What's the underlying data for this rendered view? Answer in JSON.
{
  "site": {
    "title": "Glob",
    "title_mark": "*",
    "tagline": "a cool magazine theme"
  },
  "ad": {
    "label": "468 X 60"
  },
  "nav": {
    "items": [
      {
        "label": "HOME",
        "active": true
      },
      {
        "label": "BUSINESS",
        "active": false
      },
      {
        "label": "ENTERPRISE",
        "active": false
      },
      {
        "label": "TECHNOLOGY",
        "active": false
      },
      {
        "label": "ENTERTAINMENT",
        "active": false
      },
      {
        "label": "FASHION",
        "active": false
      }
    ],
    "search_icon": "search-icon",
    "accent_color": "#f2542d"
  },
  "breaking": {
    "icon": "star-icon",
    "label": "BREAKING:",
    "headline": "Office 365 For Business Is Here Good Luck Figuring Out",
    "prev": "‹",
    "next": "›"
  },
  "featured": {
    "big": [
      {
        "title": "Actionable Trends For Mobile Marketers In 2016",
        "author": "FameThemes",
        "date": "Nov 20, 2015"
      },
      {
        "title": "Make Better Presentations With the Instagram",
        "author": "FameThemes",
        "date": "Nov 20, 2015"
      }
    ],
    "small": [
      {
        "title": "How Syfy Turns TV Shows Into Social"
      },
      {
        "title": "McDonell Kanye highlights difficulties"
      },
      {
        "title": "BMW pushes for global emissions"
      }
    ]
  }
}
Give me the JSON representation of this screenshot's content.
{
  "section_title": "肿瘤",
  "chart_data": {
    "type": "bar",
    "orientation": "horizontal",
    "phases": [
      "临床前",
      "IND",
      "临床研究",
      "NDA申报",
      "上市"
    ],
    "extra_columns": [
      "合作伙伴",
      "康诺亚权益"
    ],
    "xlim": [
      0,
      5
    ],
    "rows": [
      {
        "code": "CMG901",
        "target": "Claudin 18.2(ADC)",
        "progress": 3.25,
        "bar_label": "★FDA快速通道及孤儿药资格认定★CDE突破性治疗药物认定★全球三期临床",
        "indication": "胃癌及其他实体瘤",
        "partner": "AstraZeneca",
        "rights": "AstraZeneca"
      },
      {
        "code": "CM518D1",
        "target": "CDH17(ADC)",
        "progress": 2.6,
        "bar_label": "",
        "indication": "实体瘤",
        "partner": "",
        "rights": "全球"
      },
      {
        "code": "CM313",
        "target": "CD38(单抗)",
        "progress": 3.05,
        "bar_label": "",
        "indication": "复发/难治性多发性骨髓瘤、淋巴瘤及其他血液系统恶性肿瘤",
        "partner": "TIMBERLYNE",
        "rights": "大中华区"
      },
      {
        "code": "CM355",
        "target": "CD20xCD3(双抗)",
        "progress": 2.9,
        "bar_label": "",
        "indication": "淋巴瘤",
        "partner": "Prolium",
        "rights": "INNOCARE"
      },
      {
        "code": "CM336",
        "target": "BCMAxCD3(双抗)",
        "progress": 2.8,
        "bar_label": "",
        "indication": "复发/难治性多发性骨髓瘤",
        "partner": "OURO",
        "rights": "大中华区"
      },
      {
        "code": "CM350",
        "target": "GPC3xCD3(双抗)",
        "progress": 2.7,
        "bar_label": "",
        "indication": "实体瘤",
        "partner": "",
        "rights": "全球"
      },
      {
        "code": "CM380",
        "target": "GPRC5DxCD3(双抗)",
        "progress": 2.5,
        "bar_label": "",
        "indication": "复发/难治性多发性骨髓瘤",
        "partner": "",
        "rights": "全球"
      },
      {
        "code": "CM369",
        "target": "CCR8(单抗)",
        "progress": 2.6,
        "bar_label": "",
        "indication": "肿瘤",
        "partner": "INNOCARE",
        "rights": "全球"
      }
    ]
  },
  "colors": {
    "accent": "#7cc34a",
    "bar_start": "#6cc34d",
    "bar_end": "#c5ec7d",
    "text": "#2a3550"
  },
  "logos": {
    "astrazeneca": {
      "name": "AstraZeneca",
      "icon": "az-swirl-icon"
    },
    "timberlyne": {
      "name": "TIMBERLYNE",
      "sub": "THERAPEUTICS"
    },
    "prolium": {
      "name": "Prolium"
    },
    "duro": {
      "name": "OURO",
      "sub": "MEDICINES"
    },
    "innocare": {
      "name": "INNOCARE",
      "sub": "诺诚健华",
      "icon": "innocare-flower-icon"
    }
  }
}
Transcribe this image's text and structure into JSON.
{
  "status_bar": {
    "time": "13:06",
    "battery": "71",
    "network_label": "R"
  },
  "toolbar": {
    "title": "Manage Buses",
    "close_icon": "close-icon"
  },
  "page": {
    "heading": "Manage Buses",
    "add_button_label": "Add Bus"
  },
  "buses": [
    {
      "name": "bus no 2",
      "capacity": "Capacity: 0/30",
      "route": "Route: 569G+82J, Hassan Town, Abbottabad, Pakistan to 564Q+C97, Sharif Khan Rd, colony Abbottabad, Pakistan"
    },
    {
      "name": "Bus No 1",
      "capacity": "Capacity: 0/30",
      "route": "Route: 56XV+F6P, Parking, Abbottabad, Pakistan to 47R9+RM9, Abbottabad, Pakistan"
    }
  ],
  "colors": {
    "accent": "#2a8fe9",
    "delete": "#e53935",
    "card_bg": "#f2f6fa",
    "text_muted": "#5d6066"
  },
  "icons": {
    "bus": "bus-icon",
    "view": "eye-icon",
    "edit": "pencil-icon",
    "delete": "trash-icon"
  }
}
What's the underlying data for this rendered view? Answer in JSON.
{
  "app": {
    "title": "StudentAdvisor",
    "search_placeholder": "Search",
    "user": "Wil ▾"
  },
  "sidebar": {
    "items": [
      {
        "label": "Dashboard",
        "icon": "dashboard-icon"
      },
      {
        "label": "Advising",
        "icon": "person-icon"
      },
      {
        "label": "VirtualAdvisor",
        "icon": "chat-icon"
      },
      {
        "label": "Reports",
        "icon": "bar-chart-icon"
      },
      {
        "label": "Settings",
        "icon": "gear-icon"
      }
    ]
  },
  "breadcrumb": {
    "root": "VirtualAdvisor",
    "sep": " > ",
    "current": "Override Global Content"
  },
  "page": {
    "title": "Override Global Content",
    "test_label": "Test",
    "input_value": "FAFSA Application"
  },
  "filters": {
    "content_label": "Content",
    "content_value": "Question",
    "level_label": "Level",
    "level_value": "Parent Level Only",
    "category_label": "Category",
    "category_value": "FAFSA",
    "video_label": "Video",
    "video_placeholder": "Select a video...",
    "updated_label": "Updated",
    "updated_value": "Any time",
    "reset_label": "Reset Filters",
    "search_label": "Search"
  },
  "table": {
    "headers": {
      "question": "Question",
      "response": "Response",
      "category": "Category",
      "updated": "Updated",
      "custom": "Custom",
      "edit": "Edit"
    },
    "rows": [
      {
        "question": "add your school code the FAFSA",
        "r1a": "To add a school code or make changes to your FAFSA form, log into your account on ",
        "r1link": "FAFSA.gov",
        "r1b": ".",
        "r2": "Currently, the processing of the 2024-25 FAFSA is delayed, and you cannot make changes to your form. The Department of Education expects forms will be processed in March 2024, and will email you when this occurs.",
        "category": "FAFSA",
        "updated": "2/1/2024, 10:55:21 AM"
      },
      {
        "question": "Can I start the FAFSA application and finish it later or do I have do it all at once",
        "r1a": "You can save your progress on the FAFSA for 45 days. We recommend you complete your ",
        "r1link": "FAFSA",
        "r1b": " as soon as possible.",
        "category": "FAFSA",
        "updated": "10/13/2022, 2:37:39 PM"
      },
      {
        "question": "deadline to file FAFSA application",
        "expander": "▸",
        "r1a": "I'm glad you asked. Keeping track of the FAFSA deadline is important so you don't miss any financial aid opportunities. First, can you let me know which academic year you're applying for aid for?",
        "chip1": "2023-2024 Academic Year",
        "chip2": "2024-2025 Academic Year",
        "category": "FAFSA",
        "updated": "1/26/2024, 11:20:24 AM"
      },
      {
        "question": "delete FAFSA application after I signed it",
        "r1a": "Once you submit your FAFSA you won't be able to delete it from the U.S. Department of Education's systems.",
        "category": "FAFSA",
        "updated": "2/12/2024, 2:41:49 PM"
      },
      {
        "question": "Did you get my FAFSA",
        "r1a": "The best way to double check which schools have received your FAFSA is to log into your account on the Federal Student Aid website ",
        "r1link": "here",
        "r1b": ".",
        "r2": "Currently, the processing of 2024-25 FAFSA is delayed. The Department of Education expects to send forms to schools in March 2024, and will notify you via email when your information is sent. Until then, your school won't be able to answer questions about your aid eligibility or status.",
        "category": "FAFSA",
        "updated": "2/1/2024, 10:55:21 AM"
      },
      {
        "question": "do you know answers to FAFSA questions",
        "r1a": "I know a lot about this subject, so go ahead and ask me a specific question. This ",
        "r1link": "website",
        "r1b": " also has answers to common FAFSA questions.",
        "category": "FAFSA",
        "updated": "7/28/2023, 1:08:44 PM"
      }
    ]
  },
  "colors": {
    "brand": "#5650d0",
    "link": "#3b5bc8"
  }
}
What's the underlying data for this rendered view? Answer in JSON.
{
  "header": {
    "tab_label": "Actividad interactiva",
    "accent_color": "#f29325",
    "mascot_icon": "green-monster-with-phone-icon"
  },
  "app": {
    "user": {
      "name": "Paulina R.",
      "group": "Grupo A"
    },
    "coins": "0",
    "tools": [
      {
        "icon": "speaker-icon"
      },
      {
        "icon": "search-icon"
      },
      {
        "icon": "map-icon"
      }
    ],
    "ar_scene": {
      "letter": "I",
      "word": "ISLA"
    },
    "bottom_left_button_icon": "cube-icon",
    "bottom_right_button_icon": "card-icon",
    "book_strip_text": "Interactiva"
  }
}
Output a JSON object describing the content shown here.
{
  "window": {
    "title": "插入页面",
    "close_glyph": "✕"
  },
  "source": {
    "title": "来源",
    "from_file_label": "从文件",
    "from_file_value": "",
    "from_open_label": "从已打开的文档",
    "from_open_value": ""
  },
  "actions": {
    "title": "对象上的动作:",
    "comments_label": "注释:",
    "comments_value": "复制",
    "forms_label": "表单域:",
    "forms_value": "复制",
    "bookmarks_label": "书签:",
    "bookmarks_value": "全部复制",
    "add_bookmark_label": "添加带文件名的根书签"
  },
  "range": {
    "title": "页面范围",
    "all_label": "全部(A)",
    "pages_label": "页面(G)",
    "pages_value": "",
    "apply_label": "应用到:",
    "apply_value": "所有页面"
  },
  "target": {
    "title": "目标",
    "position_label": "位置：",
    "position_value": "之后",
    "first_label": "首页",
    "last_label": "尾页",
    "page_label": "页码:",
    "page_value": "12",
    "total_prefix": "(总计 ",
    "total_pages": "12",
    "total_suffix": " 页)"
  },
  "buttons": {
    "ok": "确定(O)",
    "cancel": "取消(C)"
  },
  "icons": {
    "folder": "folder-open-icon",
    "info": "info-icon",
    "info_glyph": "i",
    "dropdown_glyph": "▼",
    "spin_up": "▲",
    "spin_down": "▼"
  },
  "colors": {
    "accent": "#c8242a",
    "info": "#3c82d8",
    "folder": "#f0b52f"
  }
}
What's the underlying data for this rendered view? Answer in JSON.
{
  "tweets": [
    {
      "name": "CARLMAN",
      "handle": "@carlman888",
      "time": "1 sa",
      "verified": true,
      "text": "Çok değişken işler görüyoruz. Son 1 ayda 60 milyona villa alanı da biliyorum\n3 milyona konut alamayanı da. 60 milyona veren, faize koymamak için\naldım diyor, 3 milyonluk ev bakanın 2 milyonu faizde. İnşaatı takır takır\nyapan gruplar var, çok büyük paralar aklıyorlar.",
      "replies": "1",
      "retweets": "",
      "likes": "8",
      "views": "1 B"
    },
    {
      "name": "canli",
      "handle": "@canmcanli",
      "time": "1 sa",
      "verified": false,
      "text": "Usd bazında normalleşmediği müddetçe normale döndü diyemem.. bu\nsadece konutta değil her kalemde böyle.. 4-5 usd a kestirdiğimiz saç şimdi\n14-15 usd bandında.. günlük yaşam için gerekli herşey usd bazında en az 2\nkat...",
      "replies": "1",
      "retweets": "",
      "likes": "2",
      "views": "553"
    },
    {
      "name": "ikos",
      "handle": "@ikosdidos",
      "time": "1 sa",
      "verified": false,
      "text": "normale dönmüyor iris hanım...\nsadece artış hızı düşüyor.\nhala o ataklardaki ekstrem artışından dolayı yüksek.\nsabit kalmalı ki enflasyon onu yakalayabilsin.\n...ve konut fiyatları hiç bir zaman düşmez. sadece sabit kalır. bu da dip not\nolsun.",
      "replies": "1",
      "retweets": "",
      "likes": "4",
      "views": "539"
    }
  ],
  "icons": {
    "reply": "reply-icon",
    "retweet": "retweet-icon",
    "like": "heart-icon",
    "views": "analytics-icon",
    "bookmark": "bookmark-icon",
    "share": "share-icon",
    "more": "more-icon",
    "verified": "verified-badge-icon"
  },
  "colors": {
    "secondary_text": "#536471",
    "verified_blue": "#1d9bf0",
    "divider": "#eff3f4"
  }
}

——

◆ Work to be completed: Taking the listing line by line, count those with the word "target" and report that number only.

◆ Solution below: 9